▸ Problem description:
The data below should be restated word for word, pictures omitted.

Stored items from a collection:
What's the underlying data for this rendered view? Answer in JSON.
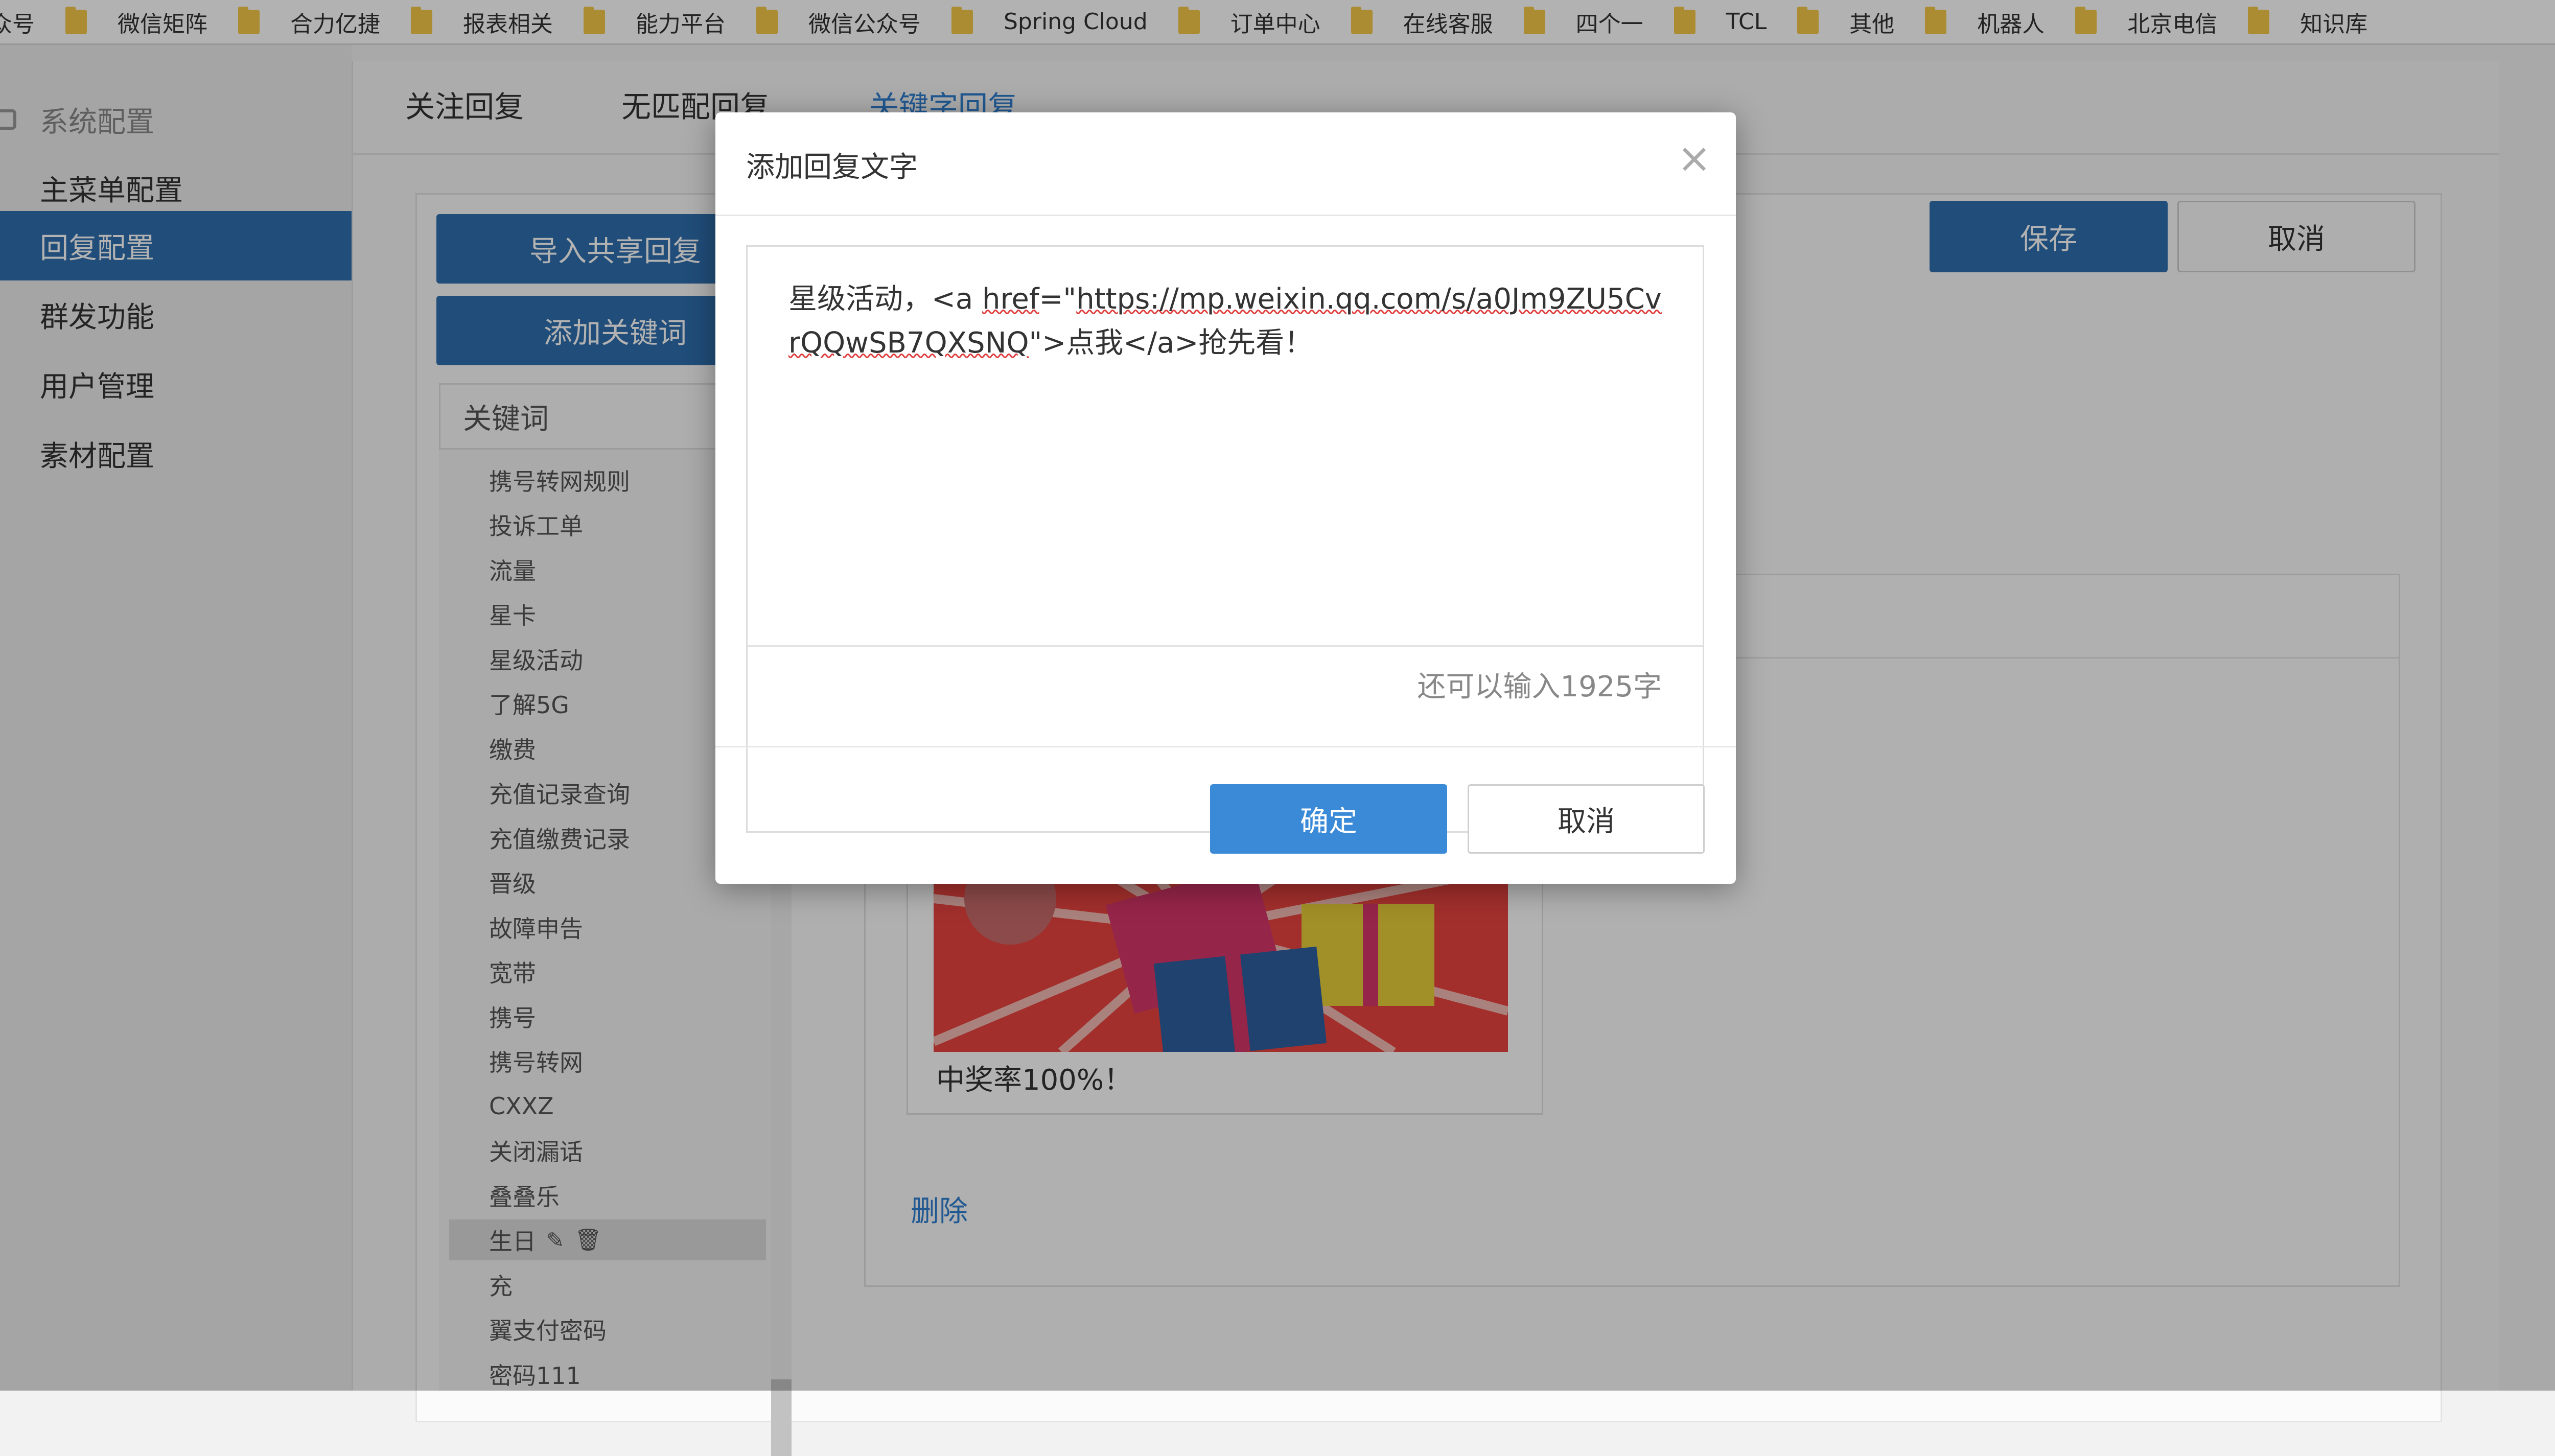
{
  "bookmarks": {
    "items": [
      "众号",
      "微信矩阵",
      "合力亿捷",
      "报表相关",
      "能力平台",
      "微信公众号",
      "Spring Cloud",
      "订单中心",
      "在线客服",
      "四个一",
      "TCL",
      "其他",
      "机器人",
      "北京电信",
      "知识库"
    ],
    "more": "»"
  },
  "sidebar": {
    "items": [
      {
        "label": "系统配置"
      },
      {
        "label": "主菜单配置"
      },
      {
        "label": "回复配置"
      },
      {
        "label": "群发功能"
      },
      {
        "label": "用户管理"
      },
      {
        "label": "素材配置"
      }
    ]
  },
  "main": {
    "tabs": [
      "关注回复",
      "无匹配回复",
      "关键字回复"
    ],
    "import_label": "导入共享回复",
    "add_keyword_label": "添加关键词",
    "save_label": "保存",
    "cancel_label": "取消",
    "keyword_header": "关键词",
    "keywords": [
      "携号转网规则",
      "投诉工单",
      "流量",
      "星卡",
      "星级活动",
      "了解5G",
      "缴费",
      "充值记录查询",
      "充值缴费记录",
      "晋级",
      "故障申告",
      "宽带",
      "携号",
      "携号转网",
      "CXXZ",
      "关闭漏话",
      "叠叠乐",
      "生日",
      "充",
      "翼支付密码",
      "密码111"
    ],
    "card_caption": "中奖率100%！",
    "delete_label": "删除"
  },
  "modal": {
    "title": "添加回复文字",
    "close": "×",
    "text_prefix": "星级活动，<a ",
    "text_href": "href",
    "text_eq": "=\"",
    "text_url": "https://mp.weixin.qq.com/s/a0Jm9ZU5CvrQQwSB7QXSNQ",
    "text_suffix": "\">点我</a>抢先看！",
    "counter": "还可以输入1925字",
    "confirm_label": "确定",
    "cancel_label": "取消"
  },
  "colors": {
    "primary": "#2f6fae",
    "accent_link": "#2f7fd0",
    "confirm": "#3a8ad8"
  }
}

▸ Result of this task:
What's the underlying data for this rendered view? Answer in JSON.
{
  "bookmarks": {
    "items": [
      "众号",
      "微信矩阵",
      "合力亿捷",
      "报表相关",
      "能力平台",
      "微信公众号",
      "Spring Cloud",
      "订单中心",
      "在线客服",
      "四个一",
      "TCL",
      "其他",
      "机器人",
      "北京电信",
      "知识库"
    ],
    "more": "»"
  },
  "sidebar": {
    "items": [
      {
        "label": "系统配置"
      },
      {
        "label": "主菜单配置"
      },
      {
        "label": "回复配置"
      },
      {
        "label": "群发功能"
      },
      {
        "label": "用户管理"
      },
      {
        "label": "素材配置"
      }
    ]
  },
  "main": {
    "tabs": [
      "关注回复",
      "无匹配回复",
      "关键字回复"
    ],
    "import_label": "导入共享回复",
    "add_keyword_label": "添加关键词",
    "save_label": "保存",
    "cancel_label": "取消",
    "keyword_header": "关键词",
    "keywords": [
      "携号转网规则",
      "投诉工单",
      "流量",
      "星卡",
      "星级活动",
      "了解5G",
      "缴费",
      "充值记录查询",
      "充值缴费记录",
      "晋级",
      "故障申告",
      "宽带",
      "携号",
      "携号转网",
      "CXXZ",
      "关闭漏话",
      "叠叠乐",
      "生日",
      "充",
      "翼支付密码",
      "密码111"
    ],
    "card_caption": "中奖率100%！",
    "delete_label": "删除"
  },
  "modal": {
    "title": "添加回复文字",
    "close": "×",
    "text_prefix": "星级活动，<a ",
    "text_href": "href",
    "text_eq": "=\"",
    "text_url": "https://mp.weixin.qq.com/s/a0Jm9ZU5CvrQQwSB7QXSNQ",
    "text_suffix": "\">点我</a>抢先看！",
    "counter": "还可以输入1925字",
    "confirm_label": "确定",
    "cancel_label": "取消"
  },
  "colors": {
    "primary": "#2f6fae",
    "accent_link": "#2f7fd0",
    "confirm": "#3a8ad8"
  }
}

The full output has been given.